The cleaning in place system (CIP) made sure that the flux could be kept between 3.5 l/m2/h and 4 l/m2/h. As expected, based on the composition of the flue gas, the quality of the water is slightly less than the water behind the FGD of the coal fired power plant à‚— 40 à‚µS/cm versus 20 à‚µS/cm.
Making Economic Sense
The experiments presented above show that this technique to recover water from flue gas is very promising. The principle works, the water flux is good and the quality of the recovered water is high. The question now is, will the price of one cubic metre of water recovered from the flue gas be competitive with the price of one cubic metre of water from a conventional demineralization plant? It has to be kept in mind that the price of demineralized water is partly determined by the raw water price. This raw water price differs across the world. In dry areas, prices will be higher than in water-rich countries like the Netherlands.
From experience it is known that the average price of demineralized water is around €2/m3 ($2.5) in the Netherlands. Based on calculations, with a membrane lifetime of three years and a water flux of 2 l/m2/h, the price of the recovered demineralized water will be between €1.24/m3 and €1.38/m3 à‚— dependent on the configuration of the power plant5. These prices are based on existing power plants and in new power plants this price could be even lower.

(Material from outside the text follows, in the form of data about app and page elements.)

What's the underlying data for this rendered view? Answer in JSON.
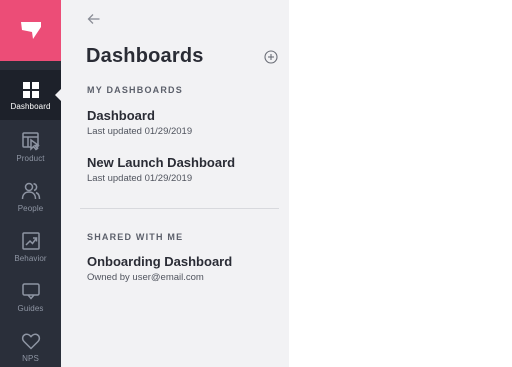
{
  "sidebar": {
    "items": [
      {
        "label": "Dashboard",
        "icon": "grid-icon"
      },
      {
        "label": "Product",
        "icon": "product-cursor-icon"
      },
      {
        "label": "People",
        "icon": "people-icon"
      },
      {
        "label": "Behavior",
        "icon": "trend-chart-icon"
      },
      {
        "label": "Guides",
        "icon": "speech-bubble-icon"
      },
      {
        "label": "NPS",
        "icon": "heart-icon"
      }
    ],
    "active": "Dashboard",
    "brand_color": "#ec4d77",
    "rail_color": "#2a2f3a"
  },
  "panel": {
    "title": "Dashboards",
    "my_section": "MY DASHBOARDS",
    "my_dashboards": [
      {
        "name": "Dashboard",
        "meta": "Last updated 01/29/2019"
      },
      {
        "name": "New Launch Dashboard",
        "meta": "Last updated 01/29/2019"
      }
    ],
    "shared_section": "SHARED WITH ME",
    "shared_dashboards": [
      {
        "name": "Onboarding Dashboard",
        "meta": "Owned by user@email.com"
      }
    ]
  }
}
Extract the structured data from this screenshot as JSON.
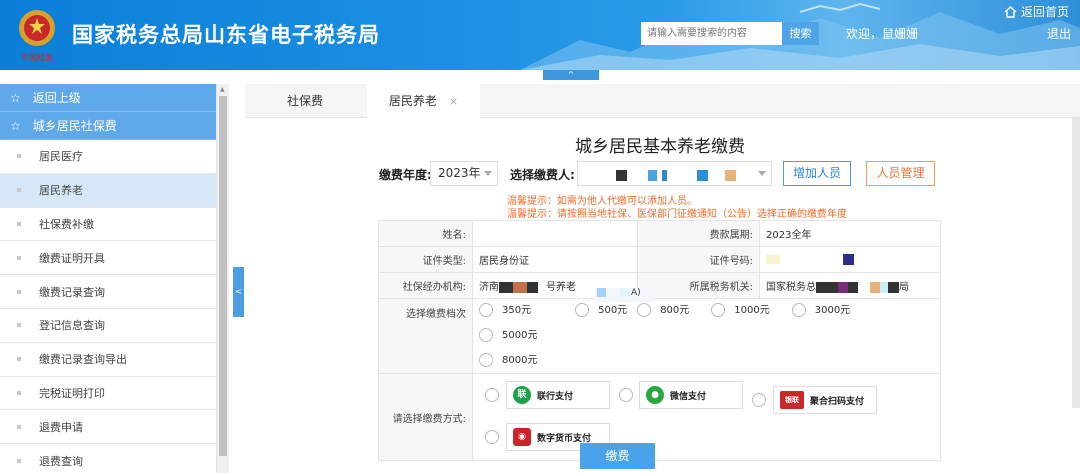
{
  "header": {
    "site_title": "国家税务总局山东省电子税务局",
    "search_placeholder": "请输入需要搜索的内容",
    "search_button": "搜索",
    "welcome": "欢迎，鼠姗姗",
    "home_link": "返回首页",
    "logout": "退出",
    "collapse_glyph": "^",
    "emblem_text": "中国税务"
  },
  "sidebar": {
    "back": "返回上级",
    "section": "城乡居民社保费",
    "items": [
      {
        "label": "居民医疗"
      },
      {
        "label": "居民养老"
      },
      {
        "label": "社保费补缴"
      },
      {
        "label": "缴费证明开具"
      },
      {
        "label": "缴费记录查询"
      },
      {
        "label": "登记信息查询"
      },
      {
        "label": "缴费记录查询导出"
      },
      {
        "label": "完税证明打印"
      },
      {
        "label": "退费申请"
      },
      {
        "label": "退费查询"
      }
    ],
    "active_index": 1,
    "toggle_glyph": "<"
  },
  "tabs": [
    {
      "label": "社保费",
      "active": false
    },
    {
      "label": "居民养老",
      "active": true,
      "close_glyph": "×"
    }
  ],
  "form": {
    "title": "城乡居民基本养老缴费",
    "year_label": "缴费年度:",
    "year_value": "2023年",
    "payer_label": "选择缴费人:",
    "add_button": "增加人员",
    "manage_button": "人员管理",
    "tip1": "温馨提示：如需为他人代缴可以添加人员。",
    "tip2": "温馨提示：请按照当地社保、医保部门征缴通知（公告）选择正确的缴费年度",
    "fields": {
      "name_label": "姓名:",
      "name_value": "",
      "period_label": "费款属期:",
      "period_value": "2023全年",
      "id_type_label": "证件类型:",
      "id_type_value": "居民身份证",
      "id_no_label": "证件号码:",
      "agency_label": "社保经办机构:",
      "agency_prefix": "济南",
      "agency_suffix": "号养老",
      "agency_tail": "A)",
      "tax_office_label": "所属税务机关:",
      "tax_office_prefix": "国家税务总",
      "tax_office_suffix": "局"
    },
    "tier_label": "选择缴费档次",
    "tiers": [
      "350元",
      "500元",
      "800元",
      "1000元",
      "3000元",
      "5000元",
      "8000元"
    ],
    "pay_method_label": "请选择缴费方式:",
    "pay_methods": [
      {
        "label": "联行支付",
        "icon": "unionpay-lian-icon",
        "glyph": "联"
      },
      {
        "label": "微信支付",
        "icon": "wechat-pay-icon",
        "glyph": "●"
      },
      {
        "label": "聚合扫码支付",
        "icon": "unionpay-card-icon",
        "glyph": "银联"
      },
      {
        "label": "数字货币支付",
        "icon": "digital-currency-icon",
        "glyph": "◉"
      }
    ],
    "submit": "缴费"
  },
  "colors": {
    "header_blue": "#0b7ed8",
    "accent_blue": "#4aa2ea",
    "tip_orange": "#f26a2a",
    "manage_orange": "#e8773b"
  }
}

The calculated price, however, does not include energy savings for reheating, but could be as high as €1.2m per annum for a 400 MW coal fired power plant5.
For subsequent experiments a pilot installation will be built that should recover 1m3/h. To increase it to a larger scale it was decided to build the membranes in a modular structure. This modular structure would not only allow for up-scaling, but it would improve the ease of replacing membrane modules. Another option is to condense as close as possible to the membranes and to keep the diameter of the piping small, therefore reducing the investment costs.
From modelling and performing practical experiments it has been shown that the theory of recovering water from flue gas by using gas/gas separation membranes could be turned into practice. Based on the calculations, the price for the production of demineralized water from flue gas is competitive. An advantage is that no chemicals are needed and TOC is not a problem because the latter is not present in the flue gas.
Based on these principles KEMA is now leading an European Union project with 25 participants, called ‘NanoGloWa’ or ‘Nanotechnology against Global Warming’, to recover carbon dioxide from flue gas.
1 Heijboer R, van Deelen-Bremer MH, Butter L & Zeijseink AGL (2006). The behaviour of organics in a makeup water plant. Power Plant Chemistry, 8 (4), pp.197-202
2 Heijboer R, van Deelen-Bremer MH & Muller EF (2004). Eerste jaarrapportage project EETK01021 ‘Water- en energiewinning uit rookgassen’ (First annual report project EETK01021 ‘Water and energy recovery from flue gases’). KEMA, report number 50180318-TOS/MEC 04-7036
3 Zeijseink AGL, Beerlage M, Heijboer R and van Deelen-Bremer HM (2002). A Novel Process for Water Recovery from Flue Gases. 14th International Conference on the Properties of Water and Steam (ICPWS), Kyoto, Japan.
4 Sijbesma H, Nymeijer K, van Marwijk R, Heijboer R & Wessling M (2008). Flue gas dehydration using polymer membranes. Journal of Membrane Science, (313), pp.263-276
5 Heijboer R, van Deelen-Bremer MH & de Vos FG (2007). Derde jaarrapportage project EETK01021 ‘Water – en energiewinning uit rookgassen’ (Third annual report project EETK01021 ‘Water and energy recovery from flue gases’). KEMA, report number 50180318-TOS/MEC 07-9002.